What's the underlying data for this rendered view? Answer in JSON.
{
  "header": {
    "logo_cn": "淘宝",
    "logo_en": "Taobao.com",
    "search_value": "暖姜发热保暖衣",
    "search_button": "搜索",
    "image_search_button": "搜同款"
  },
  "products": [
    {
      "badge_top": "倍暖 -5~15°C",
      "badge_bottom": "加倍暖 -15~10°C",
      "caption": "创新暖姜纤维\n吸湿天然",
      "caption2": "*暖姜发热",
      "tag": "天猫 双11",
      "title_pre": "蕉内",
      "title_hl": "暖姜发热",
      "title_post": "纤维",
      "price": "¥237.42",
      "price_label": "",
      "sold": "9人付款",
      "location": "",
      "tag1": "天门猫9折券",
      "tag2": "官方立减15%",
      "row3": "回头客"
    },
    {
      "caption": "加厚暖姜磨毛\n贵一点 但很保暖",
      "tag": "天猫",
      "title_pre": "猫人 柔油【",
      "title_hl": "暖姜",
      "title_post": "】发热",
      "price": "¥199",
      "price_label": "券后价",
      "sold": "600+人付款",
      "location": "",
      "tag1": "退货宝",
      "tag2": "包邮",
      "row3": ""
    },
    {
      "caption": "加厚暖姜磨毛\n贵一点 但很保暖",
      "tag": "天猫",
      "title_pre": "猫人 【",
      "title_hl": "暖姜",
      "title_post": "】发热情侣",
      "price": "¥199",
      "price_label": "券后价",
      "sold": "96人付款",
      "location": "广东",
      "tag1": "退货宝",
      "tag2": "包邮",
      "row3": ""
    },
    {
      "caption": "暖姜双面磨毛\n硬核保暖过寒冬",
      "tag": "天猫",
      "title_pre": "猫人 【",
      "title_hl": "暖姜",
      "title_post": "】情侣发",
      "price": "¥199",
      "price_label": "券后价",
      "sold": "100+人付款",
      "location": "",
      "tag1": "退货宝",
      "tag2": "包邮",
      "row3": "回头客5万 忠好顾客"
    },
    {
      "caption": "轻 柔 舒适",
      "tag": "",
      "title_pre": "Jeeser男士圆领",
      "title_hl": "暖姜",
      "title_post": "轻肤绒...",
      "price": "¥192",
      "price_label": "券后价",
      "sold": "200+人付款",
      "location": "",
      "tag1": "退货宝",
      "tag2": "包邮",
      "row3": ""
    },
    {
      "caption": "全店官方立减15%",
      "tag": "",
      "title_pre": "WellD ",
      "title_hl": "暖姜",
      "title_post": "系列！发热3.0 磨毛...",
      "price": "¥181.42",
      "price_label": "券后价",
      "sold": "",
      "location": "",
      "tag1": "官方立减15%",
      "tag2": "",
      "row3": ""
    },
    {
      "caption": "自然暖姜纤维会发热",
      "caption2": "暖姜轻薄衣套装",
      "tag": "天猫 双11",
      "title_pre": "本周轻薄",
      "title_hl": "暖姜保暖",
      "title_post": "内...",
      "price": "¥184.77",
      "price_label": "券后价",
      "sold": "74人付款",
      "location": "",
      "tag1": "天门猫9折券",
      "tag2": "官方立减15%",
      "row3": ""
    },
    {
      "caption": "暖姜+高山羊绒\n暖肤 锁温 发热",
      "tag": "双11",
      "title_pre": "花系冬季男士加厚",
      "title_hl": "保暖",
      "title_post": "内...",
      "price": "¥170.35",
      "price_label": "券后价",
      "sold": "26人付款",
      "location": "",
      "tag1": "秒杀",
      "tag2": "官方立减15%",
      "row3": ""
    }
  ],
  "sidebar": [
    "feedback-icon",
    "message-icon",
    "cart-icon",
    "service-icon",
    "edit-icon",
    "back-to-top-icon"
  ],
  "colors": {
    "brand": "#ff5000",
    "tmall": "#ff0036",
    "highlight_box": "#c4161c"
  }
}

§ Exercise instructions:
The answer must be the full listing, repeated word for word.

§ Response box:
What's the underlying data for this rendered view? Answer in JSON.
{
  "header": {
    "logo_cn": "淘宝",
    "logo_en": "Taobao.com",
    "search_value": "暖姜发热保暖衣",
    "search_button": "搜索",
    "image_search_button": "搜同款"
  },
  "products": [
    {
      "badge_top": "倍暖 -5~15°C",
      "badge_bottom": "加倍暖 -15~10°C",
      "caption": "创新暖姜纤维\n吸湿天然",
      "caption2": "*暖姜发热",
      "tag": "天猫 双11",
      "title_pre": "蕉内",
      "title_hl": "暖姜发热",
      "title_post": "纤维",
      "price": "¥237.42",
      "price_label": "",
      "sold": "9人付款",
      "location": "",
      "tag1": "天门猫9折券",
      "tag2": "官方立减15%",
      "row3": "回头客"
    },
    {
      "caption": "加厚暖姜磨毛\n贵一点 但很保暖",
      "tag": "天猫",
      "title_pre": "猫人 柔油【",
      "title_hl": "暖姜",
      "title_post": "】发热",
      "price": "¥199",
      "price_label": "券后价",
      "sold": "600+人付款",
      "location": "",
      "tag1": "退货宝",
      "tag2": "包邮",
      "row3": ""
    },
    {
      "caption": "加厚暖姜磨毛\n贵一点 但很保暖",
      "tag": "天猫",
      "title_pre": "猫人 【",
      "title_hl": "暖姜",
      "title_post": "】发热情侣",
      "price": "¥199",
      "price_label": "券后价",
      "sold": "96人付款",
      "location": "广东",
      "tag1": "退货宝",
      "tag2": "包邮",
      "row3": ""
    },
    {
      "caption": "暖姜双面磨毛\n硬核保暖过寒冬",
      "tag": "天猫",
      "title_pre": "猫人 【",
      "title_hl": "暖姜",
      "title_post": "】情侣发",
      "price": "¥199",
      "price_label": "券后价",
      "sold": "100+人付款",
      "location": "",
      "tag1": "退货宝",
      "tag2": "包邮",
      "row3": "回头客5万 忠好顾客"
    },
    {
      "caption": "轻 柔 舒适",
      "tag": "",
      "title_pre": "Jeeser男士圆领",
      "title_hl": "暖姜",
      "title_post": "轻肤绒...",
      "price": "¥192",
      "price_label": "券后价",
      "sold": "200+人付款",
      "location": "",
      "tag1": "退货宝",
      "tag2": "包邮",
      "row3": ""
    },
    {
      "caption": "全店官方立减15%",
      "tag": "",
      "title_pre": "WellD ",
      "title_hl": "暖姜",
      "title_post": "系列！发热3.0 磨毛...",
      "price": "¥181.42",
      "price_label": "券后价",
      "sold": "",
      "location": "",
      "tag1": "官方立减15%",
      "tag2": "",
      "row3": ""
    },
    {
      "caption": "自然暖姜纤维会发热",
      "caption2": "暖姜轻薄衣套装",
      "tag": "天猫 双11",
      "title_pre": "本周轻薄",
      "title_hl": "暖姜保暖",
      "title_post": "内...",
      "price": "¥184.77",
      "price_label": "券后价",
      "sold": "74人付款",
      "location": "",
      "tag1": "天门猫9折券",
      "tag2": "官方立减15%",
      "row3": ""
    },
    {
      "caption": "暖姜+高山羊绒\n暖肤 锁温 发热",
      "tag": "双11",
      "title_pre": "花系冬季男士加厚",
      "title_hl": "保暖",
      "title_post": "内...",
      "price": "¥170.35",
      "price_label": "券后价",
      "sold": "26人付款",
      "location": "",
      "tag1": "秒杀",
      "tag2": "官方立减15%",
      "row3": ""
    }
  ],
  "sidebar": [
    "feedback-icon",
    "message-icon",
    "cart-icon",
    "service-icon",
    "edit-icon",
    "back-to-top-icon"
  ],
  "colors": {
    "brand": "#ff5000",
    "tmall": "#ff0036",
    "highlight_box": "#c4161c"
  }
}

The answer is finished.